And it is characteristic of the living world that this relation of thirdness occurs -- a bacterium swims up a chemical gradient beca…

Two Men Enter, 1.5 Men Leave

(Incidentally, I use the Mad Max reference a lot, so here it is in case you were up at night trying to figure it out.)

Gene and I were inspired by Steve Jobs to contribute to the economy, er, lose weight. Here is our arrangement as I understand it (subject to correction from Gene):

* The weight-loss period runs from 1/5/09 through 5/31/09. If I'm going to be on national TV promoting my new book, I want to look dead sexy.
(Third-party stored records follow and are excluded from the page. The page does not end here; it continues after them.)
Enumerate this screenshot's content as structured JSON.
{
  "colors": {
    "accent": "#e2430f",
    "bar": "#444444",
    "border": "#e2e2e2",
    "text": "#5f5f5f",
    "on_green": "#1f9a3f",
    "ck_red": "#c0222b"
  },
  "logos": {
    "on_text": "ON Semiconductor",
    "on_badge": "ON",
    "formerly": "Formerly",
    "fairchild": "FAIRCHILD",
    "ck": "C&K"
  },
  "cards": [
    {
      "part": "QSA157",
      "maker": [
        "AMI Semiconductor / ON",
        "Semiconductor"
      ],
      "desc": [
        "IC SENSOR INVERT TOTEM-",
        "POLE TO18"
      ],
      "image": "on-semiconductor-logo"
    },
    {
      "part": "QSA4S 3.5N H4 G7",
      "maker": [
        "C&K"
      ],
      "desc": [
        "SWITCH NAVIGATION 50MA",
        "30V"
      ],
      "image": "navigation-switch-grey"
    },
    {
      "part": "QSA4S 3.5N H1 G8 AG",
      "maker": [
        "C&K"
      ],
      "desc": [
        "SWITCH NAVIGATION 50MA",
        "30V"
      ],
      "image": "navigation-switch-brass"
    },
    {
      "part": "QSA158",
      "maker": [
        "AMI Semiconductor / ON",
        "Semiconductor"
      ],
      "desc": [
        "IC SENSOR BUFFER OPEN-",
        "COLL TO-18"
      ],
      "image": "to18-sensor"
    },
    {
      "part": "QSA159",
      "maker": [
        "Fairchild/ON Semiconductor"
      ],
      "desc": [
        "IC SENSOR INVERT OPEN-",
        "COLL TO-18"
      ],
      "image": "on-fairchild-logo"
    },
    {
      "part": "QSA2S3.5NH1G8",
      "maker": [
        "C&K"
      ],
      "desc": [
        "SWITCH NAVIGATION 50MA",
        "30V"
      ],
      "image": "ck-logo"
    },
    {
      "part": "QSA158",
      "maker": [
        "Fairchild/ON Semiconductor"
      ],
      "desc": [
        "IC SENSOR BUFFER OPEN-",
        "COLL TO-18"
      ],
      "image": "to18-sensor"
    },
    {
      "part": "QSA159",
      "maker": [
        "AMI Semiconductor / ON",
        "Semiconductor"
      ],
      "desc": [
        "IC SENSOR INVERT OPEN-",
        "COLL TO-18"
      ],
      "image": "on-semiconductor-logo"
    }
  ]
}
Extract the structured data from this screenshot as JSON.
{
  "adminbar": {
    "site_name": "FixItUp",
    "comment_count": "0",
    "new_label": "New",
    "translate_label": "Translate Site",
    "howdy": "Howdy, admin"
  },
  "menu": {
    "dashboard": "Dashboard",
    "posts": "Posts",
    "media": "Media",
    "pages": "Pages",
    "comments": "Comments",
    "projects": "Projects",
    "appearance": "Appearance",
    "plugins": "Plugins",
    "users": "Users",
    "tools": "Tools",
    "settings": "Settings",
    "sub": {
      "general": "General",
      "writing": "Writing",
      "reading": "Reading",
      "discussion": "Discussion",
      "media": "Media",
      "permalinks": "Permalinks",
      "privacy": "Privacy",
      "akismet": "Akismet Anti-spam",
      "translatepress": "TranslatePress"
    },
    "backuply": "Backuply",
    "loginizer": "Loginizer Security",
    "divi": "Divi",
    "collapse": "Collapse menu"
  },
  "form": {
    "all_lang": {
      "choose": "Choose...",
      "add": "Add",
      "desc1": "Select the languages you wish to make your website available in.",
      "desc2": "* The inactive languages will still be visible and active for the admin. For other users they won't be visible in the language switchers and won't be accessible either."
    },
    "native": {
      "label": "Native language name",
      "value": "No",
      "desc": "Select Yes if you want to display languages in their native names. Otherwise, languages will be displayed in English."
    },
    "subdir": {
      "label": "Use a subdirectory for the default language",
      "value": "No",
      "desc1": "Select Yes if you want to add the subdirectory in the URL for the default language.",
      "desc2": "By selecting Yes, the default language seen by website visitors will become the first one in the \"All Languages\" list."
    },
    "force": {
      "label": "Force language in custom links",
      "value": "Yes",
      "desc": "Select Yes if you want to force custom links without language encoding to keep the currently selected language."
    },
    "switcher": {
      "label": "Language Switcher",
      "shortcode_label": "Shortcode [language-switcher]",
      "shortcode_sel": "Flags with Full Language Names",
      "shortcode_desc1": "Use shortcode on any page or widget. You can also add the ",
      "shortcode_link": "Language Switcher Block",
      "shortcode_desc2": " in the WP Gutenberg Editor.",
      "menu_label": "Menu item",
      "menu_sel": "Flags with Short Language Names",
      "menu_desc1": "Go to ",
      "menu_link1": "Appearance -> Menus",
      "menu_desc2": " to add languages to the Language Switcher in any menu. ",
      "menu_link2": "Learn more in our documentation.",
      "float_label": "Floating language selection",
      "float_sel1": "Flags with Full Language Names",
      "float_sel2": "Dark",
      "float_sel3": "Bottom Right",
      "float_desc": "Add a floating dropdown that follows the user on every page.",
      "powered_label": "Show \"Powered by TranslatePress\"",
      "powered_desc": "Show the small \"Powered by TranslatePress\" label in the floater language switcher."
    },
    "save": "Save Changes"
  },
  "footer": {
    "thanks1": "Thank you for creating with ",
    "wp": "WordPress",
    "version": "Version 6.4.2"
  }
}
* Since I have a large advantage, I am handicapping myself. I will pay Gene $5 for every pound he loses, whereas he will pay me only $4 for every pound I lose.

* As of the wee hours this morning, I tipped the scales at 222 pounds of twisted steel and sex appeal. (I know, you're wondering where I put it all, but remember that muscle weighs more than fat.)

We will update readers periodically. Obviously we have to rely on the honor system for the weigh-ins.

My Review of Bryan Caplan

Here.

A Profound Muddle

"That man is the product of causes which had no prevision of the end they were achieving; that his origin, his growth, his hopes and fears, his loves and his beliefs, are but the outcome of accidental collocations of atoms; that no fire, no heroism, no intensity of thought and feeling, can preserve an individual life beyond the grave; that all the labors of the ages, all the devotion, all the inspiration, all the noonday brightness of human genius, are destined to extinction in the vast death of the solar system, and that the whole temple of man's achievement must inevitably be buried beneath the debris of a universe in ruins--all these things, if not quite beyond dispute, are yet so nearly certain that no philosophy which rejects them can hope to stand. Only within the scaffolding of these truths, only on the firm foundation of unyielding despair, can the soul's habitation henceforth be safely built."

-- Bertrand Russell, Why I Am Not a Christian

What is so stunning a…